In the MWE



\begin{tabular}{|c|c|c|} \hline
\multicolumn{3}{|c|}{Table header} \\ \hline
Column 1 & Column 2 & Column 3 \\ \hline


I use a multi-column that spans the whole table.

Is it possible to determine the number of columns automatically, e.g., by defining a command for creating a multi-column that spans all columns comprising the table?

This previous question seems to be specific to the longtable package.

  • 4
    short answer no, latex does not have this information by default, there is some code in longtable that you could extract (it doesn't really depend on the rest of the package) it's slightly complicated because the preamble part {|c|c|c|} here might be bigger than the actual table, eg ams matrices have a 10 column preamble even if they have fewer actual columns, so if you have |c|c|c| but only two items in each row, tex discards the final c| but do you want the answer to be 3 or 2. – David Carlisle Jun 26 '18 at 7:06
  • Just out of curiosity: Is there something keeping you from counting the number of columns in the argument of \begin{tabular}{...}? – Mico Jun 26 '18 at 8:14
  • 1
    @Mico Do you mean counting the number of columns manually? If yes, the correct answer is laziness. However, if you refer to an automatic solution--well, I have no idea at the moment how to parse such an complex argument involving the S column type from the siunitx package and much more ... – Matthias Jun 26 '18 at 8:28

I basically agree with the previous comments.

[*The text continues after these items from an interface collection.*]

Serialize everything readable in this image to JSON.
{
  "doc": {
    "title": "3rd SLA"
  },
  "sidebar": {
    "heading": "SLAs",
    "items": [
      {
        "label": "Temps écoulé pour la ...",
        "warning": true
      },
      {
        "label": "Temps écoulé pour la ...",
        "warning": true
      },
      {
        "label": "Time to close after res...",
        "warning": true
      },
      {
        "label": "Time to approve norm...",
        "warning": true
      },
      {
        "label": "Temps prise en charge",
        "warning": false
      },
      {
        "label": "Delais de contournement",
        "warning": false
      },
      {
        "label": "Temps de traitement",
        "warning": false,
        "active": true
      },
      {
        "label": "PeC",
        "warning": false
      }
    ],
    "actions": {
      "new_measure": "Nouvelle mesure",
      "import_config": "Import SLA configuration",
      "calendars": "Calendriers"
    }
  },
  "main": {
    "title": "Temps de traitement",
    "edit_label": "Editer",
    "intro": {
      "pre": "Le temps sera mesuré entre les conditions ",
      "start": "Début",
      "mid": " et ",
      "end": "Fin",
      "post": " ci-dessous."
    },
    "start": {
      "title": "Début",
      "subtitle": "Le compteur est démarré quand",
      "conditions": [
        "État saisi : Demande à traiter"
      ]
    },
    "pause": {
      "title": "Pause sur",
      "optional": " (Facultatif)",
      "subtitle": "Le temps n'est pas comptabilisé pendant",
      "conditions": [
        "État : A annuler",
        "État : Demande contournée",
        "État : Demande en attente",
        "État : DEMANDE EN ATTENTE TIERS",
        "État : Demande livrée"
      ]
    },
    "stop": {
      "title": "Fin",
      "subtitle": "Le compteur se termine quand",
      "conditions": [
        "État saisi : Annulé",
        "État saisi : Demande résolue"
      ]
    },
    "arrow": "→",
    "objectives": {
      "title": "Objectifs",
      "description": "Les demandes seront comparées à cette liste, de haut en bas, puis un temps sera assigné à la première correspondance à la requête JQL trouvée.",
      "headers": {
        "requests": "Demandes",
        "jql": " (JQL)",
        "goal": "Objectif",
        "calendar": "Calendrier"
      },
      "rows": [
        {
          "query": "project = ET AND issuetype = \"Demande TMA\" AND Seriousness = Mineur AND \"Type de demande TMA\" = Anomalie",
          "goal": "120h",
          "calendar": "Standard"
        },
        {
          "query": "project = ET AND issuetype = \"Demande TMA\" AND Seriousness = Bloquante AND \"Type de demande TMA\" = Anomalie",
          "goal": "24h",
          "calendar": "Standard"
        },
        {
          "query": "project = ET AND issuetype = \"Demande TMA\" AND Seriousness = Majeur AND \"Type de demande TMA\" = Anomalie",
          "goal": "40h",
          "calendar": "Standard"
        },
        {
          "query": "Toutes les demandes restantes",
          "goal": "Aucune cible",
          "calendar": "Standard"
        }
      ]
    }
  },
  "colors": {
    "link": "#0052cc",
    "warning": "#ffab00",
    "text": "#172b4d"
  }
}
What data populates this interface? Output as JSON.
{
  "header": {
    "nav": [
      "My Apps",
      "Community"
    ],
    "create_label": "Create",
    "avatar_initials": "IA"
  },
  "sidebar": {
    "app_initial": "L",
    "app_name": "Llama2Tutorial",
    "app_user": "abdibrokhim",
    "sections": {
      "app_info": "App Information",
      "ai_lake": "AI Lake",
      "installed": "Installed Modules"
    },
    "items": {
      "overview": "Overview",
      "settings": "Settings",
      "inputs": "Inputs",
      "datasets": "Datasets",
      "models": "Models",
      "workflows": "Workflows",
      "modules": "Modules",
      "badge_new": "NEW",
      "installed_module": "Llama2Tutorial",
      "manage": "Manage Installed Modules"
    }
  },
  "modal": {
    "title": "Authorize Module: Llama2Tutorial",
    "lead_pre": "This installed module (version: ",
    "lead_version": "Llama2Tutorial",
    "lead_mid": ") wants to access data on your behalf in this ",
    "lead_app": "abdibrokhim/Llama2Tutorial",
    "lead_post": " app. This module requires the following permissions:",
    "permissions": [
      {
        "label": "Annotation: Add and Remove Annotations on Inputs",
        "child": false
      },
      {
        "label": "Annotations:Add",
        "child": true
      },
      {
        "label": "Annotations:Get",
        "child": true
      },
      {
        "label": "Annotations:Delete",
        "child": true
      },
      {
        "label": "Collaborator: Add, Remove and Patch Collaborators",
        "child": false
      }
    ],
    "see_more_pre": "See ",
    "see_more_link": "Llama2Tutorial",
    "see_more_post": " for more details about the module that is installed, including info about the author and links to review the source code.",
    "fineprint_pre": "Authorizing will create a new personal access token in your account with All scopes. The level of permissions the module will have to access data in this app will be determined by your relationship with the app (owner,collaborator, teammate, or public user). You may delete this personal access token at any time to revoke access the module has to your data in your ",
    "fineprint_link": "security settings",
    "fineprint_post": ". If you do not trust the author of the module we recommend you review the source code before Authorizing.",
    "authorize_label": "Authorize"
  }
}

However, if you really want do this because the table will be generated programatically, and the number of column can change accordingly, yo can count the number of column by using list processing provided by etoolbox or by listofitems. Assuming that you keep te | between the columns, you can put in your preamble (etoòlbox's \doccsvlist):


and in the body :

\multicolumn{\thecolno}{|c|}{Table header}\\
A & a & b & c & d\\
\thecolno & \the\numexpr\value{colno}-2\relax& 3 & 4 & 5 \\

Note that the number of columns can also be used in the content of the table.

Your Answer

By clicking “Post Your Answer”, you agree to our terms of service, privacy policy and cookie policy

Not the answer you're looking for? Browse other questions tagged or ask your own question.